Perhaps no director deserves the title of “Master of Epics” quite like David Lean. Lawrence of Arabia, Doctor Zhivago, The Bridge Over the River Kwai; hell, he even made Oliver Twist and Great Expectations feel like broad, sweeping tales. Everything he did was epic.
Especially the sex. Especially.
His final film, and his first after a 14 year break, was A Passage to India, a 1984 film that easily could have been made in 1964, and I mean that entirely positively. It’s about a young Englishwoman (Judy Davis) who travels with her fiancee’s mother (Peggy Ashcroft) to meet her fiancée in India, where he’s a provincial judge. Once there, the two women are turned off by their countrymen’s colonialist attitudes, and become friends with two Indian men, painfully earnest Aziz (Victor Banerjee) and the philosophical Godbole (Alec Guinness), and a compassionate Englishman with a similar worldview (James Fox). Tragedy strikes, however,, after an ill-fated tourist excursion to the Malabar Caves, and the fallout changes all of their lives.
I mentioned in the intro that this film was a throwback, in every good sense. The period setting helps, but Lean employs all of his well-honed skills to shoot an expansively gorgeous film that feels larger than life without ever losing touch with the very lives that make it so. He also brings his typical sneakily scathing view of the folly of the British imperialist mindset, overwhelmingly presenting the Indians in the film in a more positive light and showing the stirrings of their independence movement.
Yeah, fuck polo.
The acting is what makes the film, though. It’s nearly impossible to pick a standout. Banerjee and Ashcroft both deliver tremendously affecting performances, Ashcroft in particular teaching a master class in subtlety, but James Fox is nearly their equal as a truly decent man surrounded by indecency and prejudice. Judy Davis is given a bit of a raw deal by the script, but still does well, and Alec Guinness gets to try Yoda on for size basically, but I do have to say, he’s one of the very few Caucasian actors who were able to fit entirely naturally into a non-Caucasian role.

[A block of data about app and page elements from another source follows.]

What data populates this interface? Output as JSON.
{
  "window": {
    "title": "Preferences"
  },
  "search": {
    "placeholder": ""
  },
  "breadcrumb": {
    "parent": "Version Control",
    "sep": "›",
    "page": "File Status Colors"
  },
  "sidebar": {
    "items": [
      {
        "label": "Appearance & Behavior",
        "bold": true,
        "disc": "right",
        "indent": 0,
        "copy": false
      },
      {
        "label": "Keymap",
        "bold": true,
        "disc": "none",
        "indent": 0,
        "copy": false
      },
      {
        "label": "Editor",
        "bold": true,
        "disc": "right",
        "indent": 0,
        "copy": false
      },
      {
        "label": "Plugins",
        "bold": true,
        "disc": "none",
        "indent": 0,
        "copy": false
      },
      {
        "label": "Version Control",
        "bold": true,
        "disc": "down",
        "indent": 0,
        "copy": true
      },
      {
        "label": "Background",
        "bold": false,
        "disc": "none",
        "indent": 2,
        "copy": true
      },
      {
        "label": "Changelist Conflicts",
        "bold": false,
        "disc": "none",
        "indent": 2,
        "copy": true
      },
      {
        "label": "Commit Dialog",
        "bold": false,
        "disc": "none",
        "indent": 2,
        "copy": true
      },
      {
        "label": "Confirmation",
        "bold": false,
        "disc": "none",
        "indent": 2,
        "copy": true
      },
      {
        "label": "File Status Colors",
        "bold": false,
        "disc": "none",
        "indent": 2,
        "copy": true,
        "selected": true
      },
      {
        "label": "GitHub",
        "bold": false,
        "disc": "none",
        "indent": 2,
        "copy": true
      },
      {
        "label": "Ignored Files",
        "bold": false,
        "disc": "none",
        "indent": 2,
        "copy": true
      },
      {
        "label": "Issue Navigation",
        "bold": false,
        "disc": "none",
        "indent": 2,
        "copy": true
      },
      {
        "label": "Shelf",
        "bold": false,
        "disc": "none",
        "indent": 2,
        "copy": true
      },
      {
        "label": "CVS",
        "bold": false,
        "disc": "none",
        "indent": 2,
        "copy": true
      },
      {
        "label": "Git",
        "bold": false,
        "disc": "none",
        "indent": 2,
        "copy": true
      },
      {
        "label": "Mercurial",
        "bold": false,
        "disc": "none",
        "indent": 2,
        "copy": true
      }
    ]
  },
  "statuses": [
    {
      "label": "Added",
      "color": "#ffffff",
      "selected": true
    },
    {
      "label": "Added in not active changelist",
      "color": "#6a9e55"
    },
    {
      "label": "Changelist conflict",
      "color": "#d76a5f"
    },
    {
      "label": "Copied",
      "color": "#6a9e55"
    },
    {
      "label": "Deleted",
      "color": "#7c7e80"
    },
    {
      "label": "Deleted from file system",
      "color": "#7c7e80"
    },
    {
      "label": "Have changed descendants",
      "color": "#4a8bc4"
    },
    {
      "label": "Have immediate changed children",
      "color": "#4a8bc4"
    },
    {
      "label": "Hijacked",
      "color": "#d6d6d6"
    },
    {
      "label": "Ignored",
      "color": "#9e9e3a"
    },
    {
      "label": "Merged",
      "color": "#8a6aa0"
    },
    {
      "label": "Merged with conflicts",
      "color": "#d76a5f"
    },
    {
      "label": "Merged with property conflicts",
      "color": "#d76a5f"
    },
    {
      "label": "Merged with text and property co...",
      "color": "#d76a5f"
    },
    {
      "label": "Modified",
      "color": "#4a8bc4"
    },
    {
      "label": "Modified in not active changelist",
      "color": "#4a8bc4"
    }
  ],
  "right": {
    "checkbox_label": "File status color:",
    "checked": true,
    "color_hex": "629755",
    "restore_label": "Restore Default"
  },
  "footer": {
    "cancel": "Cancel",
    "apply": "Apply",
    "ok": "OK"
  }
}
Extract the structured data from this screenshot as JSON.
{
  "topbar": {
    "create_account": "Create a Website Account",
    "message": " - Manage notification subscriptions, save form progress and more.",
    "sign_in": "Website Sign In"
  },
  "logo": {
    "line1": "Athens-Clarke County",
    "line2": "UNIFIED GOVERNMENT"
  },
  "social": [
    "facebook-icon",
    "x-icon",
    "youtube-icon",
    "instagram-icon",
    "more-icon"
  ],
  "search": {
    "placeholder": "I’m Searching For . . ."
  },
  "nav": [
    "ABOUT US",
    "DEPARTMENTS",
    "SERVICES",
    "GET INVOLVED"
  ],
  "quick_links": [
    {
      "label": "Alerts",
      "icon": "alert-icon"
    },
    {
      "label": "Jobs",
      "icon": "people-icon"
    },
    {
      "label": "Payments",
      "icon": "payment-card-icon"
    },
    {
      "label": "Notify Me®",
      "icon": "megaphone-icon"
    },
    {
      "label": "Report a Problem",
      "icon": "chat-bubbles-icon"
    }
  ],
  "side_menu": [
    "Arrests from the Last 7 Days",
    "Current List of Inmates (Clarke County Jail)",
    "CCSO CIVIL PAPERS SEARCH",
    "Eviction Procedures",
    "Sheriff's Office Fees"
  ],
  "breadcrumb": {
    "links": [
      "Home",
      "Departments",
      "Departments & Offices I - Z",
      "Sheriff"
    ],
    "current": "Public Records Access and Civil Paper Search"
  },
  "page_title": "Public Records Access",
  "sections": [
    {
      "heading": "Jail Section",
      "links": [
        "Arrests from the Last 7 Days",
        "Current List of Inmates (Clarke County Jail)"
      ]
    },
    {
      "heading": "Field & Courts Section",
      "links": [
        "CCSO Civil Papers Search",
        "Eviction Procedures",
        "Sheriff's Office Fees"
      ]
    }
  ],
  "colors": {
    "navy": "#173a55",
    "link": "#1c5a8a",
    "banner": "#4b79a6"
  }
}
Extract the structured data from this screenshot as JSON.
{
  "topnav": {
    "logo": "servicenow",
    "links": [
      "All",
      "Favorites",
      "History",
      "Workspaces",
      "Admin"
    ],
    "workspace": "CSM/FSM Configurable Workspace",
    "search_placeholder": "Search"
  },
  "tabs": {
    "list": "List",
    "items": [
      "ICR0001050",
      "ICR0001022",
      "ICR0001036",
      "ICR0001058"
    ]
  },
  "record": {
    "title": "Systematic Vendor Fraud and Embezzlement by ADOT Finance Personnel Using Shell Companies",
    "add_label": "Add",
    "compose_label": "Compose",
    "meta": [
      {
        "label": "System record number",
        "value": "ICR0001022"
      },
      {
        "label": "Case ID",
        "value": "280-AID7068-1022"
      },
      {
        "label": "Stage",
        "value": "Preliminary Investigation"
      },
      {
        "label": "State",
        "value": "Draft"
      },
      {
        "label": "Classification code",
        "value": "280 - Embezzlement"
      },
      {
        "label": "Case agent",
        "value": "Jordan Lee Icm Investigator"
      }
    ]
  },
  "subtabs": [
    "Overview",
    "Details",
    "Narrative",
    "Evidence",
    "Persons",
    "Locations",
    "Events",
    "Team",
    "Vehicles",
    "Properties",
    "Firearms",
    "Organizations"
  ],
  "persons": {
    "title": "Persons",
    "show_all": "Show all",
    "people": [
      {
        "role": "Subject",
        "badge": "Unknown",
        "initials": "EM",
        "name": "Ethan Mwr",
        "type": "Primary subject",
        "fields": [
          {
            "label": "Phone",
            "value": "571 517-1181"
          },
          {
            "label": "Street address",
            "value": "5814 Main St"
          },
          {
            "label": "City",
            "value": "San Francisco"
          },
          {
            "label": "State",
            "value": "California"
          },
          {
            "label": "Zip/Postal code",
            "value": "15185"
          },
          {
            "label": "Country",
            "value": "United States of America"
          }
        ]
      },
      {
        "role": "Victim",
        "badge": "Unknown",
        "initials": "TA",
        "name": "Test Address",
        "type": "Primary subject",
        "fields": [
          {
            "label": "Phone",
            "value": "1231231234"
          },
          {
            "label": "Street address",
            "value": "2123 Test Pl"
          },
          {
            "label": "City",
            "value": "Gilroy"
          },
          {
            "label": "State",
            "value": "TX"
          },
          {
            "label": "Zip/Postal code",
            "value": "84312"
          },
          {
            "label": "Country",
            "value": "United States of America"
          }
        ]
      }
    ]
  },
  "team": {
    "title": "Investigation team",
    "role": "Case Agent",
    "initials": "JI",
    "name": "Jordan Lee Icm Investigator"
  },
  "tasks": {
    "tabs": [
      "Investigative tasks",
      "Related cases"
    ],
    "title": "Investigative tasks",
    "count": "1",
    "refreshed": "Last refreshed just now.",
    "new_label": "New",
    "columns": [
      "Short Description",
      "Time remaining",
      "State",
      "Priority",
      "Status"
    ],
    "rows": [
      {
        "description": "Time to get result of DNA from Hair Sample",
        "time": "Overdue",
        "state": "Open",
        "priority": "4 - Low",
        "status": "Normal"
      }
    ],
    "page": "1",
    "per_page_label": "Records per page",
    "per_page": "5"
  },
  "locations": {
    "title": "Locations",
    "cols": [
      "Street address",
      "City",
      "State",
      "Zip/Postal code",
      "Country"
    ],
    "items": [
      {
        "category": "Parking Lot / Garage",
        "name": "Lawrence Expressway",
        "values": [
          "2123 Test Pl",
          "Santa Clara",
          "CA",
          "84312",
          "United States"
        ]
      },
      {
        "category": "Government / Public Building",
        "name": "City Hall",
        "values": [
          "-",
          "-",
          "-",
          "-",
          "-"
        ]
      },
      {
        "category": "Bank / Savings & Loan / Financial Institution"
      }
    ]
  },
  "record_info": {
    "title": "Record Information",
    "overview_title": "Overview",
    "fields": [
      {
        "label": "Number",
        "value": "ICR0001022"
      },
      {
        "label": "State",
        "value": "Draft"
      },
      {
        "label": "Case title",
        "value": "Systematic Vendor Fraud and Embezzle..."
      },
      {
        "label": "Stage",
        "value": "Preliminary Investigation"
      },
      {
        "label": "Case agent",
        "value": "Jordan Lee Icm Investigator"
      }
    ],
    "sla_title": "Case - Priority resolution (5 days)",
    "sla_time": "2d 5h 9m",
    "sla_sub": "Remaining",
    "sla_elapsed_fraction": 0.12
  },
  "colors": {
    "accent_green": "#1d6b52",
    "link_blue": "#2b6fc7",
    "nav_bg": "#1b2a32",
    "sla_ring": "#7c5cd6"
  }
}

This was more in the so wrong it’s right category.
About Davis- her character is asked to fluctuate a bit beyond the point of believability. When E.M. Forster wrote his novel in 1924, hysteria might have seemed like a valid character choice, but by 1984 it didn’t make much sense, and now it seems ridiculously quaint. Perhaps if the Malabar Caves had held more terror than some mild echoing, it would’ve been more plausible.
Here is literally no reason for the tacked on postscript ending except to remove most of the bitter from the already perfect bittersweet end of the main story. Well, that and to let Lean train his cameras on beautiful Srinigar, I guess.
Even if it shows a weakness for melodrama from time to time, A Passage to India is a beautifully acted and directed throwback epic.
Take a Drink: whenever a Brit is a prissy and/or racist shit
Take a Drink: for signs of colonial disquiet
Take a Drink: for drily British insults
Take a Drink: whenever David’s an entitled ass
Do a Shot: when you win Where’s Waldo: Alec Guinness Edition
Do a Shot: for lady blue balls